About this exercise | Exactly as they stand, the data below are to be printed again.
--------------------------------
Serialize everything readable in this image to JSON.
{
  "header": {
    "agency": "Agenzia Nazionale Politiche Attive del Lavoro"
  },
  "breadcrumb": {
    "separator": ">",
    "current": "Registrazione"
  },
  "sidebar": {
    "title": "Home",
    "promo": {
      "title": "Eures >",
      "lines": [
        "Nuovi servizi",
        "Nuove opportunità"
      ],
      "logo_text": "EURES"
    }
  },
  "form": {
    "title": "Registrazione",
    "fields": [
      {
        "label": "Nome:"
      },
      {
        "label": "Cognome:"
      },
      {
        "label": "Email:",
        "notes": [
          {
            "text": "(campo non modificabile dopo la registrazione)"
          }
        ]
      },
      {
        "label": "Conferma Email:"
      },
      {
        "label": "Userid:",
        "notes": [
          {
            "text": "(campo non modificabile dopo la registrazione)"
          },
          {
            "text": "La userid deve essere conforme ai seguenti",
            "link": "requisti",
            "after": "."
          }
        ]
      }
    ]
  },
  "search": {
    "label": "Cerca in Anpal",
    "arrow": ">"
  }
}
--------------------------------
Answer space |
Serialize everything readable in this image to JSON.
{
  "header": {
    "agency": "Agenzia Nazionale Politiche Attive del Lavoro"
  },
  "breadcrumb": {
    "separator": ">",
    "current": "Registrazione"
  },
  "sidebar": {
    "title": "Home",
    "promo": {
      "title": "Eures >",
      "lines": [
        "Nuovi servizi",
        "Nuove opportunità"
      ],
      "logo_text": "EURES"
    }
  },
  "form": {
    "title": "Registrazione",
    "fields": [
      {
        "label": "Nome:"
      },
      {
        "label": "Cognome:"
      },
      {
        "label": "Email:",
        "notes": [
          {
            "text": "(campo non modificabile dopo la registrazione)"
          }
        ]
      },
      {
        "label": "Conferma Email:"
      },
      {
        "label": "Userid:",
        "notes": [
          {
            "text": "(campo non modificabile dopo la registrazione)"
          },
          {
            "text": "La userid deve essere conforme ai seguenti",
            "link": "requisti",
            "after": "."
          }
        ]
      }
    ]
  },
  "search": {
    "label": "Cerca in Anpal",
    "arrow": ">"
  }
}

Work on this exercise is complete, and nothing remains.